In full and without alteration, return the records below.

-- Data under study --
*** Block opens ***
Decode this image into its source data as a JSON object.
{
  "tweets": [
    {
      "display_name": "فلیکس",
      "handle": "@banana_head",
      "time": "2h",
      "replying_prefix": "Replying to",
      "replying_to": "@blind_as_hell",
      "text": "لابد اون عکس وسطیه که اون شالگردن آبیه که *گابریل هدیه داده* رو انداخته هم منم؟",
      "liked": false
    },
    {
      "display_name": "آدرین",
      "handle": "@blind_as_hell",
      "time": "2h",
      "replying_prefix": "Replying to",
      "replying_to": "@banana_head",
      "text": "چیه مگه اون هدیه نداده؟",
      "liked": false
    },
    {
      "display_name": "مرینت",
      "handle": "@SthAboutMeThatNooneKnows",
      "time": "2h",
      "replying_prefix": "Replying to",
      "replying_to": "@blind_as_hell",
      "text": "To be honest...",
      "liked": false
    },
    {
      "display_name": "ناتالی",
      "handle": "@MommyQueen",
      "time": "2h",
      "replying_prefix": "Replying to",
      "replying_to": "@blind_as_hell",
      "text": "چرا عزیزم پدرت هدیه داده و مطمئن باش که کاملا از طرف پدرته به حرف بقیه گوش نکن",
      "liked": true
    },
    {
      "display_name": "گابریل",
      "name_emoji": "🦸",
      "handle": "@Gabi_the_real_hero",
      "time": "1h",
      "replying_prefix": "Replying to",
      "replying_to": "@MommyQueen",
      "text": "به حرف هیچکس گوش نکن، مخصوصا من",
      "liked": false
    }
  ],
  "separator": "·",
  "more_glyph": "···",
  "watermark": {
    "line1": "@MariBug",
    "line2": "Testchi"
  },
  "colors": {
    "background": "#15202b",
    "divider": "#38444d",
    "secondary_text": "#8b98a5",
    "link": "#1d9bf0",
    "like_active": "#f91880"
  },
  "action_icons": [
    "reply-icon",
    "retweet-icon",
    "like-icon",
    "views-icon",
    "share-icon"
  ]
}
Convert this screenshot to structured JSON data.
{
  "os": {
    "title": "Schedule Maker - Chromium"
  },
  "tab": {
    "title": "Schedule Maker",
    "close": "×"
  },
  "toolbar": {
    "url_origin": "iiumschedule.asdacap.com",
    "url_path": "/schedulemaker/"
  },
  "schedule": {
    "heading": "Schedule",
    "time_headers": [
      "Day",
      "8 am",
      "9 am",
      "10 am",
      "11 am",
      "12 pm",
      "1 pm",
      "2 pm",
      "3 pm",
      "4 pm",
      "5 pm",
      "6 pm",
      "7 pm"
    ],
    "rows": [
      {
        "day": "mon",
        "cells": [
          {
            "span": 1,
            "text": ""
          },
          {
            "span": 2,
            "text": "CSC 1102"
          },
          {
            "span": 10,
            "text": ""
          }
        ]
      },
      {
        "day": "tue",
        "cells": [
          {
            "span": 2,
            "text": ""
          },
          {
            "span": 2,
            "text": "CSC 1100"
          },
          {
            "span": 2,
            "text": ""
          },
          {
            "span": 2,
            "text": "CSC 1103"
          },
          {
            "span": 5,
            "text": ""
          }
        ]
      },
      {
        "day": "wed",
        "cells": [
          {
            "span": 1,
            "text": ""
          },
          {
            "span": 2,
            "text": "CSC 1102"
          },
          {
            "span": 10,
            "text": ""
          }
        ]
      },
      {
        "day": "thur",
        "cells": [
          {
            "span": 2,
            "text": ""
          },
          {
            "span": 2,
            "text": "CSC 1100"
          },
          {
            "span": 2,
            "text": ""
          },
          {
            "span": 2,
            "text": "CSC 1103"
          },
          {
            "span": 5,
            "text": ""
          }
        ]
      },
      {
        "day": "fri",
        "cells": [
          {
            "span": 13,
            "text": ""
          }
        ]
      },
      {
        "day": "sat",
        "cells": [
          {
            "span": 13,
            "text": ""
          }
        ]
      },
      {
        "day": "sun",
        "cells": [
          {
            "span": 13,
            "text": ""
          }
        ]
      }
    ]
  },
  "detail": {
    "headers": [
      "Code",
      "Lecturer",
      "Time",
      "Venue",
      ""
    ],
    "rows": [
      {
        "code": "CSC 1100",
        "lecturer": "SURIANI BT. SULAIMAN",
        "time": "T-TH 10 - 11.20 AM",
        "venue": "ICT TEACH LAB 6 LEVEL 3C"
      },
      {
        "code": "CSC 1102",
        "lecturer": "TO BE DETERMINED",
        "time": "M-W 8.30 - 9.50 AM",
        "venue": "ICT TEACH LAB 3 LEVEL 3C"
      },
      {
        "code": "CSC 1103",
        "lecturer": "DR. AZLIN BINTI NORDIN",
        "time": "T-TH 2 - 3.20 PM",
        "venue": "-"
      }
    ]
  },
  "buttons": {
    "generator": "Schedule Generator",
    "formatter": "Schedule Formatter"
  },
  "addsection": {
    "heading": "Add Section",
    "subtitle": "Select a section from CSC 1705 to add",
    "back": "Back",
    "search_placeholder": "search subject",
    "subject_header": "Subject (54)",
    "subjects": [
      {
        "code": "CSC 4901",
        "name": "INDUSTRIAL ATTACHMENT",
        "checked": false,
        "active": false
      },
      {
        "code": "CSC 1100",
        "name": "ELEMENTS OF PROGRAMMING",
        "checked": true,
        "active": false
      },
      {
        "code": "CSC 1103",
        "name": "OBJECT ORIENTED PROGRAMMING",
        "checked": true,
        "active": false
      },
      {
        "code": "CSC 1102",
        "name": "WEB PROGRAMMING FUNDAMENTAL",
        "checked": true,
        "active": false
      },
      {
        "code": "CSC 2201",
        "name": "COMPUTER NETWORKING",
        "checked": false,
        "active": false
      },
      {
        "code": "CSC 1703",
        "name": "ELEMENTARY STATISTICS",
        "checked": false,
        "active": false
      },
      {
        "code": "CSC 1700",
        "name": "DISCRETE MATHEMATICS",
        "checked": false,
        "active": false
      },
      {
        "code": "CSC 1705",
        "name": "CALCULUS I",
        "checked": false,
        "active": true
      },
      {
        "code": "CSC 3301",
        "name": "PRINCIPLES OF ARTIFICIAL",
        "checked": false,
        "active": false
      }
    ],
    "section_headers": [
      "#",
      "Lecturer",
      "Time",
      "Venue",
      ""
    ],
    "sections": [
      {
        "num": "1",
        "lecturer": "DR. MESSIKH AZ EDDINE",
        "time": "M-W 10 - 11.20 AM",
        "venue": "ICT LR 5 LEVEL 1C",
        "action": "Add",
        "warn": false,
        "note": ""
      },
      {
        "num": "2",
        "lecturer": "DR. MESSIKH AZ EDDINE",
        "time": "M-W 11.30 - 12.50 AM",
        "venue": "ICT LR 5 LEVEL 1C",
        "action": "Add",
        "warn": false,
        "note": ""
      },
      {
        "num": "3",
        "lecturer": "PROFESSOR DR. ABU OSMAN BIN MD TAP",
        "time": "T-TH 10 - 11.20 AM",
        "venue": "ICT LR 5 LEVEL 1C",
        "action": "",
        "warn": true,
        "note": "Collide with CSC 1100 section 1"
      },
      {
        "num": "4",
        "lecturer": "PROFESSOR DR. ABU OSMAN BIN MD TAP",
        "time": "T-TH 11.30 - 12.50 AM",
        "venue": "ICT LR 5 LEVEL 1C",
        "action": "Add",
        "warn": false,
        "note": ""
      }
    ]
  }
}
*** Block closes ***
-- Answer to this exercise --
Decode this image into its source data as a JSON object.
{
  "tweets": [
    {
      "display_name": "فلیکس",
      "handle": "@banana_head",
      "time": "2h",
      "replying_prefix": "Replying to",
      "replying_to": "@blind_as_hell",
      "text": "لابد اون عکس وسطیه که اون شالگردن آبیه که *گابریل هدیه داده* رو انداخته هم منم؟",
      "liked": false
    },
    {
      "display_name": "آدرین",
      "handle": "@blind_as_hell",
      "time": "2h",
      "replying_prefix": "Replying to",
      "replying_to": "@banana_head",
      "text": "چیه مگه اون هدیه نداده؟",
      "liked": false
    },
    {
      "display_name": "مرینت",
      "handle": "@SthAboutMeThatNooneKnows",
      "time": "2h",
      "replying_prefix": "Replying to",
      "replying_to": "@blind_as_hell",
      "text": "To be honest...",
      "liked": false
    },
    {
      "display_name": "ناتالی",
      "handle": "@MommyQueen",
      "time": "2h",
      "replying_prefix": "Replying to",
      "replying_to": "@blind_as_hell",
      "text": "چرا عزیزم پدرت هدیه داده و مطمئن باش که کاملا از طرف پدرته به حرف بقیه گوش نکن",
      "liked": true
    },
    {
      "display_name": "گابریل",
      "name_emoji": "🦸",
      "handle": "@Gabi_the_real_hero",
      "time": "1h",
      "replying_prefix": "Replying to",
      "replying_to": "@MommyQueen",
      "text": "به حرف هیچکس گوش نکن، مخصوصا من",
      "liked": false
    }
  ],
  "separator": "·",
  "more_glyph": "···",
  "watermark": {
    "line1": "@MariBug",
    "line2": "Testchi"
  },
  "colors": {
    "background": "#15202b",
    "divider": "#38444d",
    "secondary_text": "#8b98a5",
    "link": "#1d9bf0",
    "like_active": "#f91880"
  },
  "action_icons": [
    "reply-icon",
    "retweet-icon",
    "like-icon",
    "views-icon",
    "share-icon"
  ]
}
Convert this screenshot to structured JSON data.
{
  "os": {
    "title": "Schedule Maker - Chromium"
  },
  "tab": {
    "title": "Schedule Maker",
    "close": "×"
  },
  "toolbar": {
    "url_origin": "iiumschedule.asdacap.com",
    "url_path": "/schedulemaker/"
  },
  "schedule": {
    "heading": "Schedule",
    "time_headers": [
      "Day",
      "8 am",
      "9 am",
      "10 am",
      "11 am",
      "12 pm",
      "1 pm",
      "2 pm",
      "3 pm",
      "4 pm",
      "5 pm",
      "6 pm",
      "7 pm"
    ],
    "rows": [
      {
        "day": "mon",
        "cells": [
          {
            "span": 1,
            "text": ""
          },
          {
            "span": 2,
            "text": "CSC 1102"
          },
          {
            "span": 10,
            "text": ""
          }
        ]
      },
      {
        "day": "tue",
        "cells": [
          {
            "span": 2,
            "text": ""
          },
          {
            "span": 2,
            "text": "CSC 1100"
          },
          {
            "span": 2,
            "text": ""
          },
          {
            "span": 2,
            "text": "CSC 1103"
          },
          {
            "span": 5,
            "text": ""
          }
        ]
      },
      {
        "day": "wed",
        "cells": [
          {
            "span": 1,
            "text": ""
          },
          {
            "span": 2,
            "text": "CSC 1102"
          },
          {
            "span": 10,
            "text": ""
          }
        ]
      },
      {
        "day": "thur",
        "cells": [
          {
            "span": 2,
            "text": ""
          },
          {
            "span": 2,
            "text": "CSC 1100"
          },
          {
            "span": 2,
            "text": ""
          },
          {
            "span": 2,
            "text": "CSC 1103"
          },
          {
            "span": 5,
            "text": ""
          }
        ]
      },
      {
        "day": "fri",
        "cells": [
          {
            "span": 13,
            "text": ""
          }
        ]
      },
      {
        "day": "sat",
        "cells": [
          {
            "span": 13,
            "text": ""
          }
        ]
      },
      {
        "day": "sun",
        "cells": [
          {
            "span": 13,
            "text": ""
          }
        ]
      }
    ]
  },
  "detail": {
    "headers": [
      "Code",
      "Lecturer",
      "Time",
      "Venue",
      ""
    ],
    "rows": [
      {
        "code": "CSC 1100",
        "lecturer": "SURIANI BT. SULAIMAN",
        "time": "T-TH 10 - 11.20 AM",
        "venue": "ICT TEACH LAB 6 LEVEL 3C"
      },
      {
        "code": "CSC 1102",
        "lecturer": "TO BE DETERMINED",
        "time": "M-W 8.30 - 9.50 AM",
        "venue": "ICT TEACH LAB 3 LEVEL 3C"
      },
      {
        "code": "CSC 1103",
        "lecturer": "DR. AZLIN BINTI NORDIN",
        "time": "T-TH 2 - 3.20 PM",
        "venue": "-"
      }
    ]
  },
  "buttons": {
    "generator": "Schedule Generator",
    "formatter": "Schedule Formatter"
  },
  "addsection": {
    "heading": "Add Section",
    "subtitle": "Select a section from CSC 1705 to add",
    "back": "Back",
    "search_placeholder": "search subject",
    "subject_header": "Subject (54)",
    "subjects": [
      {
        "code": "CSC 4901",
        "name": "INDUSTRIAL ATTACHMENT",
        "checked": false,
        "active": false
      },
      {
        "code": "CSC 1100",
        "name": "ELEMENTS OF PROGRAMMING",
        "checked": true,
        "active": false
      },
      {
        "code": "CSC 1103",
        "name": "OBJECT ORIENTED PROGRAMMING",
        "checked": true,
        "active": false
      },
      {
        "code": "CSC 1102",
        "name": "WEB PROGRAMMING FUNDAMENTAL",
        "checked": true,
        "active": false
      },
      {
        "code": "CSC 2201",
        "name": "COMPUTER NETWORKING",
        "checked": false,
        "active": false
      },
      {
        "code": "CSC 1703",
        "name": "ELEMENTARY STATISTICS",
        "checked": false,
        "active": false
      },
      {
        "code": "CSC 1700",
        "name": "DISCRETE MATHEMATICS",
        "checked": false,
        "active": false
      },
      {
        "code": "CSC 1705",
        "name": "CALCULUS I",
        "checked": false,
        "active": true
      },
      {
        "code": "CSC 3301",
        "name": "PRINCIPLES OF ARTIFICIAL",
        "checked": false,
        "active": false
      }
    ],
    "section_headers": [
      "#",
      "Lecturer",
      "Time",
      "Venue",
      ""
    ],
    "sections": [
      {
        "num": "1",
        "lecturer": "DR. MESSIKH AZ EDDINE",
        "time": "M-W 10 - 11.20 AM",
        "venue": "ICT LR 5 LEVEL 1C",
        "action": "Add",
        "warn": false,
        "note": ""
      },
      {
        "num": "2",
        "lecturer": "DR. MESSIKH AZ EDDINE",
        "time": "M-W 11.30 - 12.50 AM",
        "venue": "ICT LR 5 LEVEL 1C",
        "action": "Add",
        "warn": false,
        "note": ""
      },
      {
        "num": "3",
        "lecturer": "PROFESSOR DR. ABU OSMAN BIN MD TAP",
        "time": "T-TH 10 - 11.20 AM",
        "venue": "ICT LR 5 LEVEL 1C",
        "action": "",
        "warn": true,
        "note": "Collide with CSC 1100 section 1"
      },
      {
        "num": "4",
        "lecturer": "PROFESSOR DR. ABU OSMAN BIN MD TAP",
        "time": "T-TH 11.30 - 12.50 AM",
        "venue": "ICT LR 5 LEVEL 1C",
        "action": "Add",
        "warn": false,
        "note": ""
      }
    ]
  }
}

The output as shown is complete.